START RECORDED DATA
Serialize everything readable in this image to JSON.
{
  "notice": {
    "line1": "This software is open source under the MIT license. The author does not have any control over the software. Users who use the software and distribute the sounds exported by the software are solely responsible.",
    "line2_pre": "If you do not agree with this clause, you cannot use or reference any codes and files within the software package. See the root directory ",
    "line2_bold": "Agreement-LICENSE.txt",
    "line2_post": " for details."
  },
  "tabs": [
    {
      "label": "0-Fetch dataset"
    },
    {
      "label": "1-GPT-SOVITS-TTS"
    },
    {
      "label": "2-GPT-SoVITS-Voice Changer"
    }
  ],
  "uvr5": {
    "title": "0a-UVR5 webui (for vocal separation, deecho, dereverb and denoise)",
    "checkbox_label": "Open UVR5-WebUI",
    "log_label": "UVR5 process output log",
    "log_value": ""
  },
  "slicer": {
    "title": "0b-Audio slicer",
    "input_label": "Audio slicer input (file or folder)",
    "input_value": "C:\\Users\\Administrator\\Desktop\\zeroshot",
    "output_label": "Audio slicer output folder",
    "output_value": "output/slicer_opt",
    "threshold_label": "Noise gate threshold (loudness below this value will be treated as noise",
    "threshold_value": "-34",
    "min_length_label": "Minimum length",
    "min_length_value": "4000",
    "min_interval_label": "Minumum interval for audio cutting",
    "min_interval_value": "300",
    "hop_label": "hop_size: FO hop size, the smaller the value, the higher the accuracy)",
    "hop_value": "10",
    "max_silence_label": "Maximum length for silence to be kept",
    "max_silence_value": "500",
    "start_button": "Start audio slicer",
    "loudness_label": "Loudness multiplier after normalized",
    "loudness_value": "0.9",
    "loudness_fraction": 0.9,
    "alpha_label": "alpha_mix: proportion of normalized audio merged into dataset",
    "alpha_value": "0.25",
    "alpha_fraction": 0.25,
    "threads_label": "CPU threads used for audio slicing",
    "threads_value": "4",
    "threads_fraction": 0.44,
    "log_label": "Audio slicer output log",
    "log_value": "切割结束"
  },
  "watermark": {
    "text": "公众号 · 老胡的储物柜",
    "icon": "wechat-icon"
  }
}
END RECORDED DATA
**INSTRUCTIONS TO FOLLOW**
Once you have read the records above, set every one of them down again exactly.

**RESULT**
Serialize everything readable in this image to JSON.
{
  "notice": {
    "line1": "This software is open source under the MIT license. The author does not have any control over the software. Users who use the software and distribute the sounds exported by the software are solely responsible.",
    "line2_pre": "If you do not agree with this clause, you cannot use or reference any codes and files within the software package. See the root directory ",
    "line2_bold": "Agreement-LICENSE.txt",
    "line2_post": " for details."
  },
  "tabs": [
    {
      "label": "0-Fetch dataset"
    },
    {
      "label": "1-GPT-SOVITS-TTS"
    },
    {
      "label": "2-GPT-SoVITS-Voice Changer"
    }
  ],
  "uvr5": {
    "title": "0a-UVR5 webui (for vocal separation, deecho, dereverb and denoise)",
    "checkbox_label": "Open UVR5-WebUI",
    "log_label": "UVR5 process output log",
    "log_value": ""
  },
  "slicer": {
    "title": "0b-Audio slicer",
    "input_label": "Audio slicer input (file or folder)",
    "input_value": "C:\\Users\\Administrator\\Desktop\\zeroshot",
    "output_label": "Audio slicer output folder",
    "output_value": "output/slicer_opt",
    "threshold_label": "Noise gate threshold (loudness below this value will be treated as noise",
    "threshold_value": "-34",
    "min_length_label": "Minimum length",
    "min_length_value": "4000",
    "min_interval_label": "Minumum interval for audio cutting",
    "min_interval_value": "300",
    "hop_label": "hop_size: FO hop size, the smaller the value, the higher the accuracy)",
    "hop_value": "10",
    "max_silence_label": "Maximum length for silence to be kept",
    "max_silence_value": "500",
    "start_button": "Start audio slicer",
    "loudness_label": "Loudness multiplier after normalized",
    "loudness_value": "0.9",
    "loudness_fraction": 0.9,
    "alpha_label": "alpha_mix: proportion of normalized audio merged into dataset",
    "alpha_value": "0.25",
    "alpha_fraction": 0.25,
    "threads_label": "CPU threads used for audio slicing",
    "threads_value": "4",
    "threads_fraction": 0.44,
    "log_label": "Audio slicer output log",
    "log_value": "切割结束"
  },
  "watermark": {
    "text": "公众号 · 老胡的储物柜",
    "icon": "wechat-icon"
  }
}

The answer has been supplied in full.